Stephen Pinker is a Harvard professor and the author of books about language and how people approach it. In his book “The Stuff of Thought” Mr. Pinker says “… one of the foundations of linguistics is that the pairing between a sound and a meaning is arbitrary, most humans intuitively believe otherwise.” People tend to think words contain some of the essence of what they represent. This idea contributes to the world of dirty words. (And why nobody is supposed to say “Voldemort” in the Harry Potter books.)
When you think of words you shouldn’t say in the presence of your grandmother many of them pertain to…how shall I put this…bodily by-products. It turns out there is a very understandable reason why so many of these words cause discomfort. If a word contains some of the essence of what it represents it follows people want to avoid such terms. The actual “waste” is a likely place for germs and pathogens so people have been hard-wired by evolution to avoid contact with the actual “product”. So, just the words can cause a similar visceral reaction.
There is an organ in the brain which helps with this reaction. The amygdala invests memories with emotion. These little almond shaped do-hickeys light up big time when we peak at people’s brains as they are exposed to emotionally unpleasant images, even words, especially taboo words.
This is part of the brain I, as the father of teenaged girls, need to harness. I would like to make other words push those little amygdala buttons causing a sense of revulsion. Here are a few words I would put on the list: allowance, texting, mini-skirt, backseat, and Victoria’s Secret. I suppose I shouldn’t leave out my ten year old boy. His list of words would include: allowance, Wii, rap music, and more pets.
Mr. Pinker describes how maledicta (fancy Harvard term for curse words) do have a place in our vocabulary. Using them can be cathartic. Walking to the bathroom at two in the morning one invariably finds the missing lego blocks with one’s bare feet. Saying “I do so wish young Ronald would put his toys away properly” does nothing to ease the pain. Whereas, saying words which are easily recognized by stevedores, sailors and stand-up comics truly helps deal with the throbbing.

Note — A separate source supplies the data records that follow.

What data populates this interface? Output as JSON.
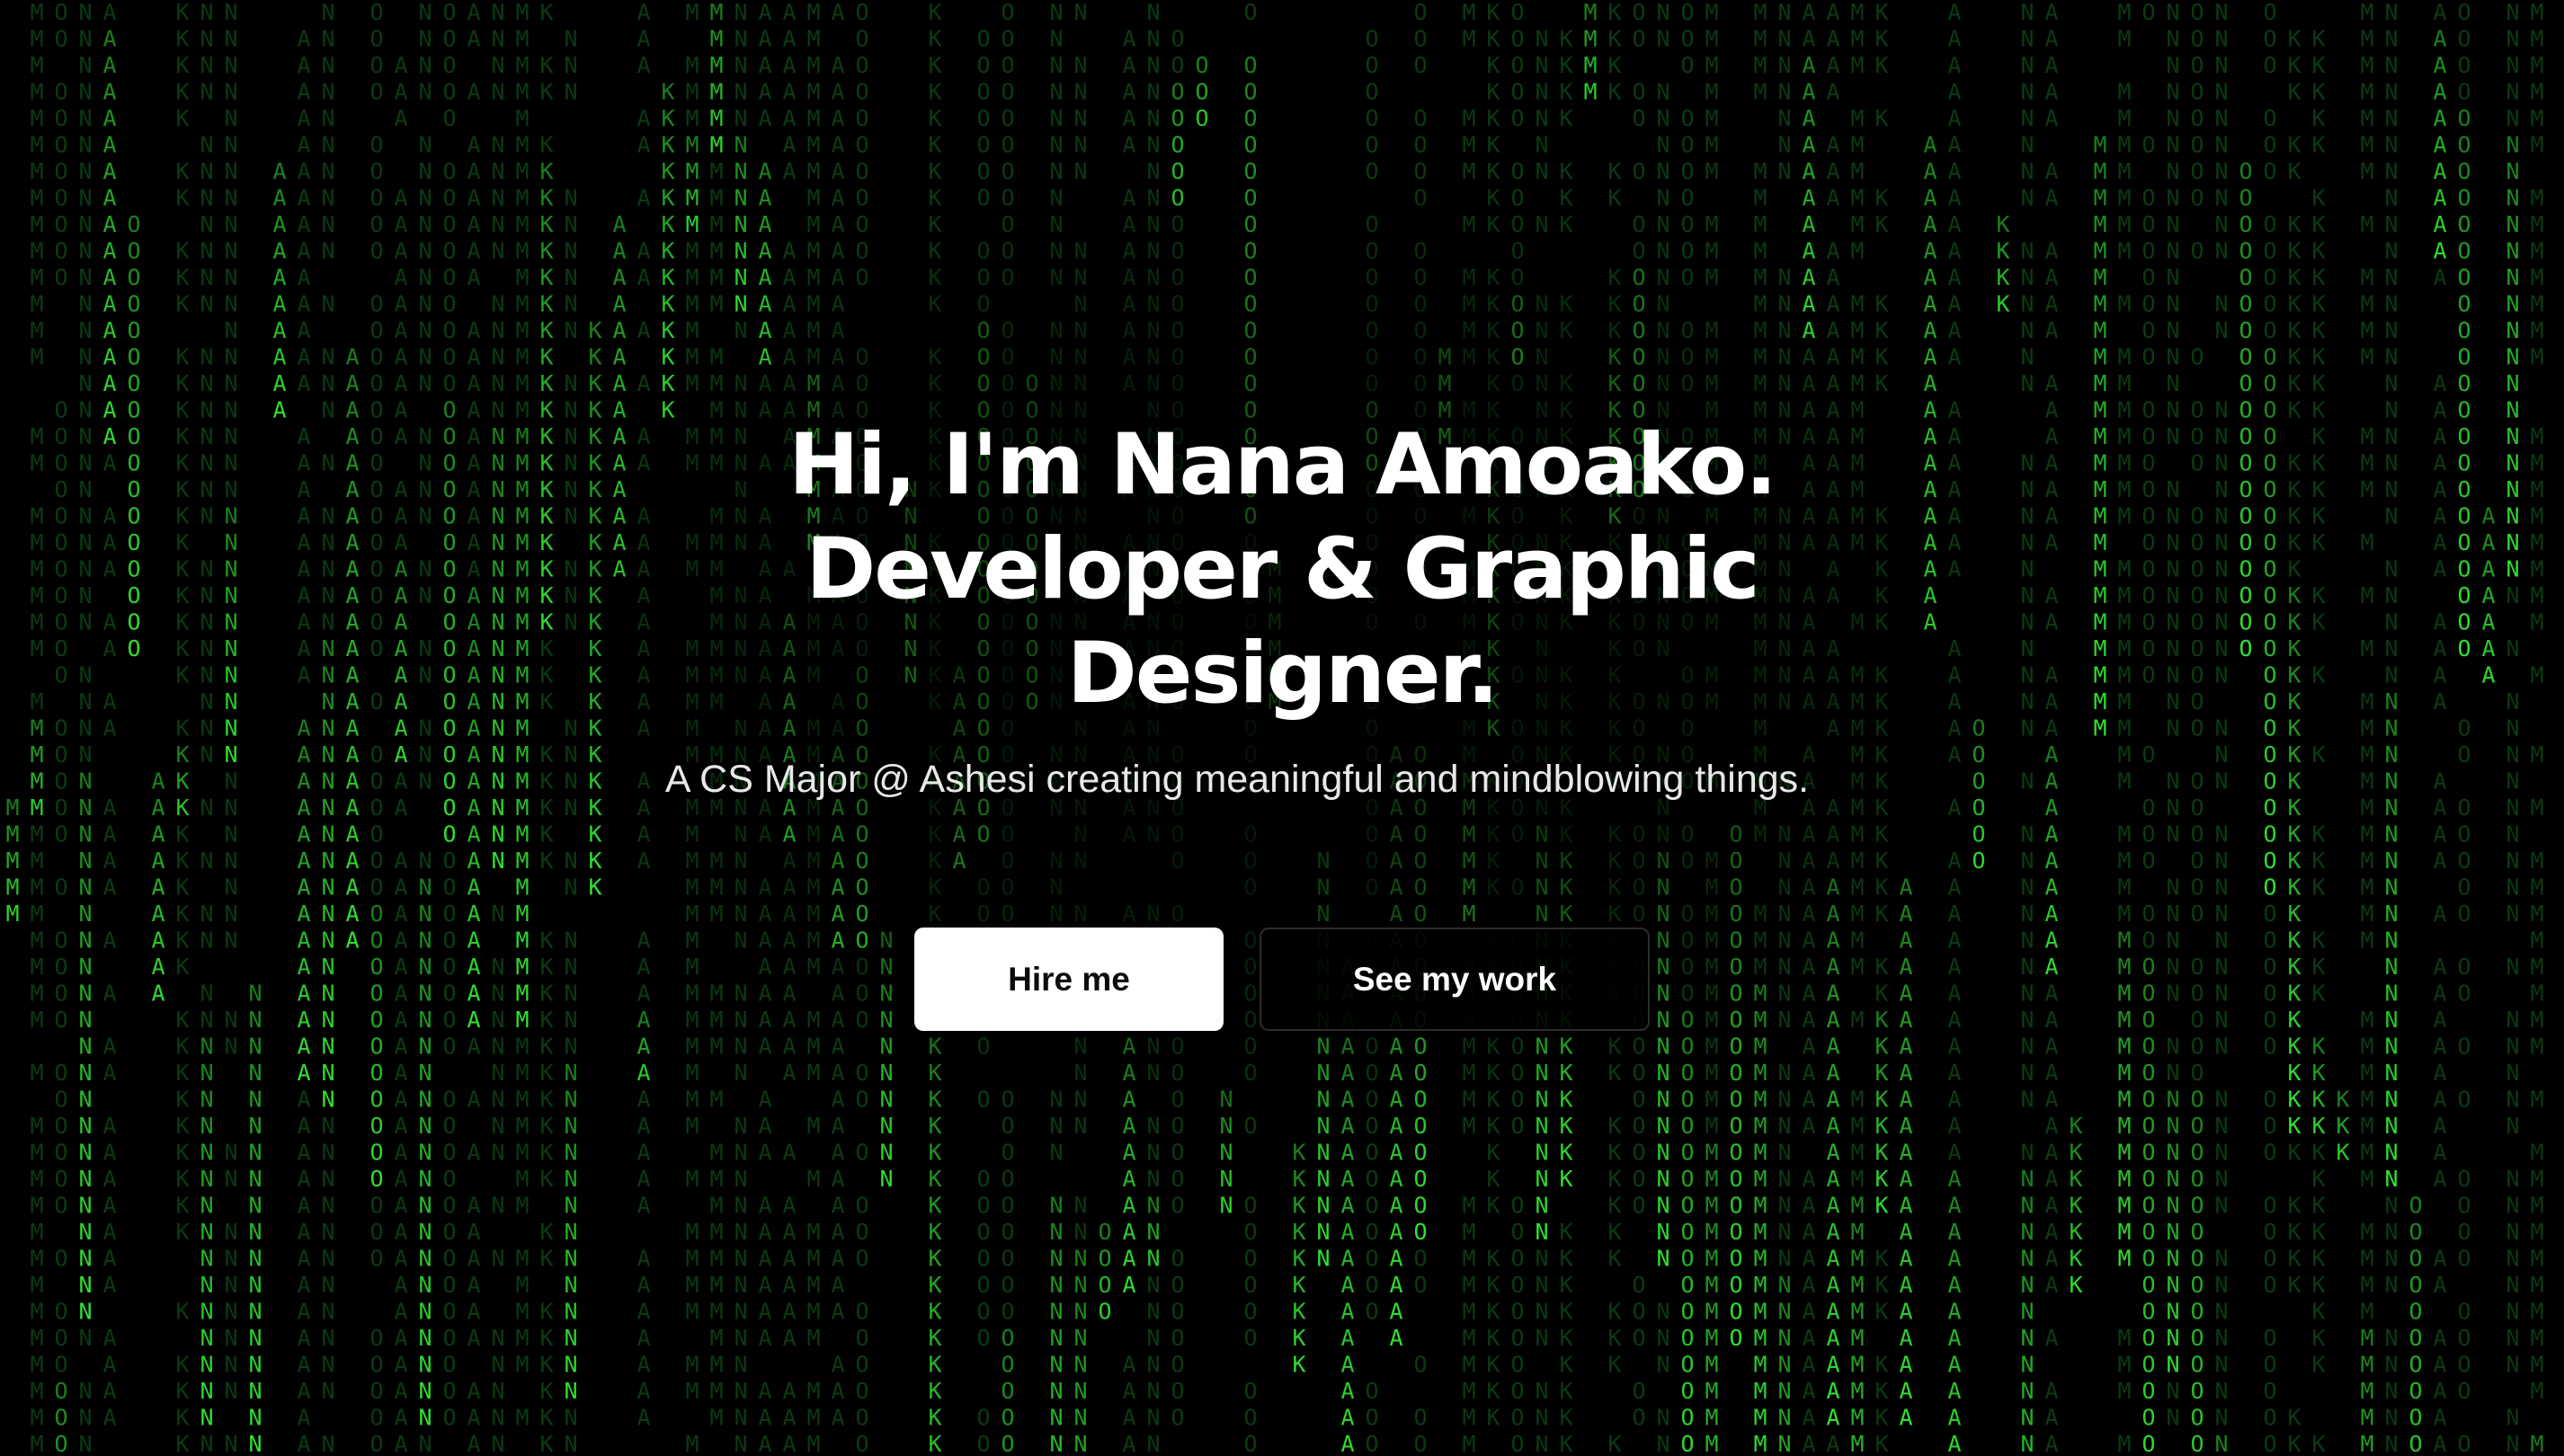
{
  "hero": {
    "headline": {
      "line1": "Hi, I'm Nana Amoako.",
      "line2": "Developer & Graphic",
      "line3": "Designer."
    },
    "subtitle": "A CS Major @ Ashesi creating meaningful and mindblowing things.",
    "primary_button": "Hire me",
    "secondary_button": "See my work"
  },
  "background": {
    "style": "matrix-rain",
    "glyph_set": [
      "N",
      "A",
      "M",
      "O",
      "K"
    ],
    "bright_color": "#32e632",
    "dim_color": "#0b3a12"
  },
  "colors": {
    "page_background": "#000000",
    "headline_text": "#ffffff",
    "subtitle_text": "#e8e8e8",
    "primary_button_bg": "#ffffff",
    "primary_button_text": "#0c0c0c",
    "secondary_button_border": "#2c2c2c"
  }
}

So, the next time you find an Indonesian mountain weasel has attached himself to your earlobe using only his incisors and your wife chastises you for letting loose with a stream of maledicta in front of the children, you need to elucidate upon the “rage circuit theory”, which explains the emotional release accomplished by utilizing taboo words (loudly) helps deal with sudden unpleasantness.
Here is another new word I learned: dysphemism. I had heard of euphemism, a word used in place of another more offensive word. People do this all the time. An example would be saying “pig fertilizer” instead of the less socially acceptable “works of Corey Feldman.” Anyway, a dysphemism is a word which is less acceptable purposely used to play up the negative aspects.
There are times it makes no sense to sugar coat something. It is important the audience understands the gravity of the situation. An example of this would be when there is an impending happening of cataclysmic proportions. It would not be right to simply tell possible victims there might be an uncomfortable situation in the offing if in fact they are going to be forced to watch a twelve hour marathon of “Three’s Company” episodes, especially if they are from the Mr. Furley years.
Words have power while sounds do not. Your brain is an amazing contraption. It has instant reactions to sounds which are connected to ideas and pretty much ignores sounds that do not. I can shout “purdel” from the roof tops and even though it sounds like a word it will illicit no other reaction than mild puzzlement from people hearing me. But on the other hand, if I go to the roof and yell “melon baller” I will illicit major puzzlement from people wondering why I am teetering on the edge of a building crying out the name of a handy kitchen implement.